MATERIAL SHOWN Block Start
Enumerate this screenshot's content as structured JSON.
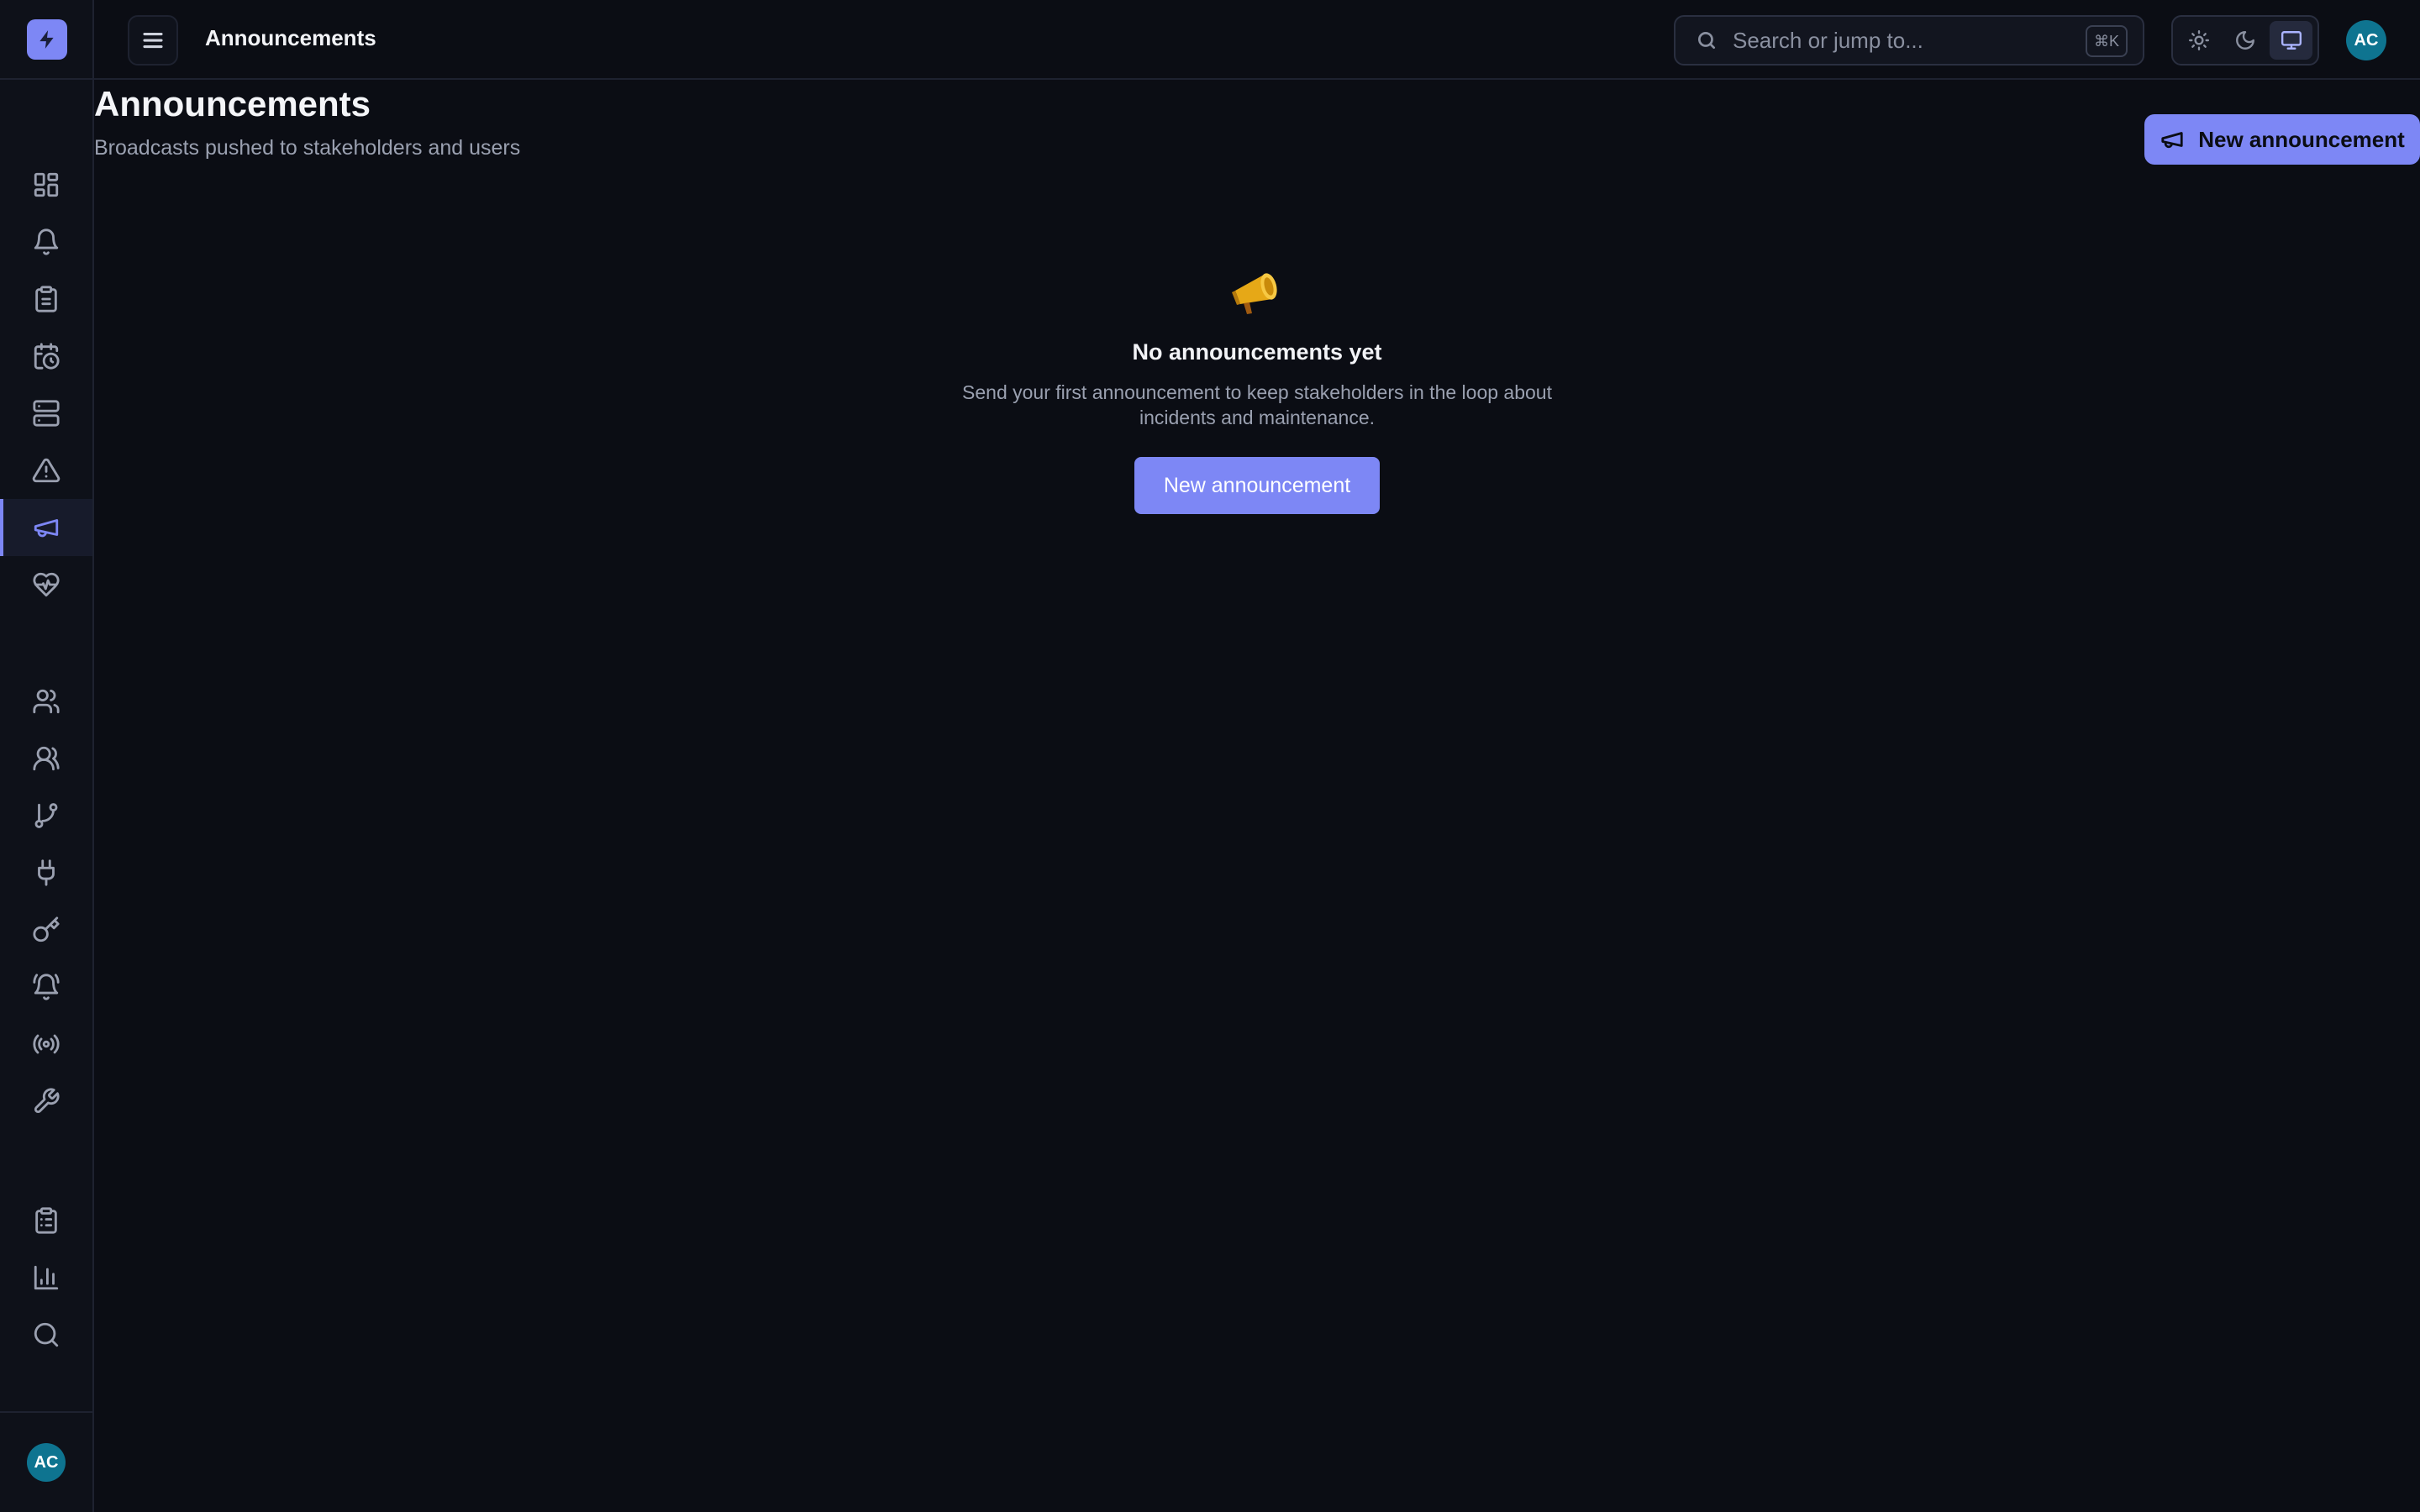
{
  "header": {
    "title": "Announcements",
    "search_placeholder": "Search or jump to...",
    "search_shortcut": "⌘K",
    "user_initials": "AC"
  },
  "page": {
    "title": "Announcements",
    "subtitle": "Broadcasts pushed to stakeholders and users",
    "new_button_label": "New announcement"
  },
  "empty_state": {
    "icon": "megaphone-emoji",
    "title": "No announcements yet",
    "description": "Send your first announcement to keep stakeholders in the loop about incidents and maintenance.",
    "button_label": "New announcement"
  },
  "sidebar": {
    "user_initials": "AC",
    "items": [
      {
        "icon": "dashboard-icon"
      },
      {
        "icon": "bell-icon"
      },
      {
        "icon": "clipboard-icon"
      },
      {
        "icon": "calendar-clock-icon"
      },
      {
        "icon": "server-icon"
      },
      {
        "icon": "alert-triangle-icon"
      },
      {
        "icon": "megaphone-icon",
        "active": true
      },
      {
        "icon": "heart-pulse-icon"
      },
      {
        "icon": "users-icon"
      },
      {
        "icon": "team-icon"
      },
      {
        "icon": "git-branch-icon"
      },
      {
        "icon": "plug-icon"
      },
      {
        "icon": "key-icon"
      },
      {
        "icon": "bell-ring-icon"
      },
      {
        "icon": "radio-icon"
      },
      {
        "icon": "wrench-icon"
      },
      {
        "icon": "clipboard-list-icon"
      },
      {
        "icon": "bar-chart-icon"
      },
      {
        "icon": "search-icon"
      }
    ]
  },
  "colors": {
    "accent": "#7d87f5",
    "background": "#0b0d14",
    "avatar": "#0e7490"
  }
}
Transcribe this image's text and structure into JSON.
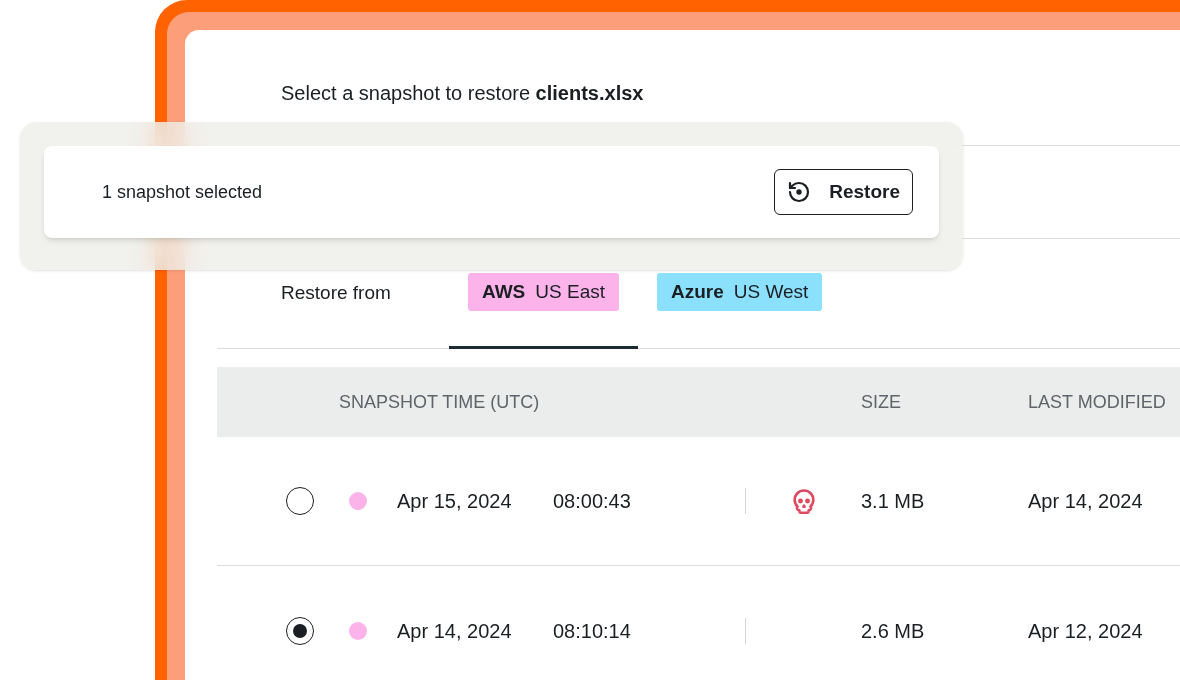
{
  "prompt": {
    "text": "Select a snapshot to restore **clients.xlsx**"
  },
  "selection_bar": {
    "count_text": "1 snapshot selected",
    "button": "Restore"
  },
  "restore_from": {
    "label": "Restore from",
    "tabs": [
      {
        "provider": "AWS",
        "region": "US East",
        "color": "#fbb3ea",
        "selected": true
      },
      {
        "provider": "Azure",
        "region": "US West",
        "color": "#8be0fb",
        "selected": false
      }
    ]
  },
  "table": {
    "columns": [
      "SNAPSHOT TIME (UTC)",
      "SIZE",
      "LAST MODIFIED"
    ],
    "rows": [
      {
        "selected": false,
        "color": "#fbb3ea",
        "date": "Apr 15, 2024",
        "time": "08:00:43",
        "flagged": true,
        "size": "3.1 MB",
        "modified": "Apr 14, 2024"
      },
      {
        "selected": true,
        "color": "#fbb3ea",
        "date": "Apr 14, 2024",
        "time": "08:10:14",
        "flagged": false,
        "size": "2.6 MB",
        "modified": "Apr 12, 2024"
      }
    ]
  }
}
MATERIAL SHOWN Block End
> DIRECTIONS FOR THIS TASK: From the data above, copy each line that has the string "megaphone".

> RESULT OF THIS TASK:
    "icon": "megaphone-emoji",
        "icon": "megaphone-icon",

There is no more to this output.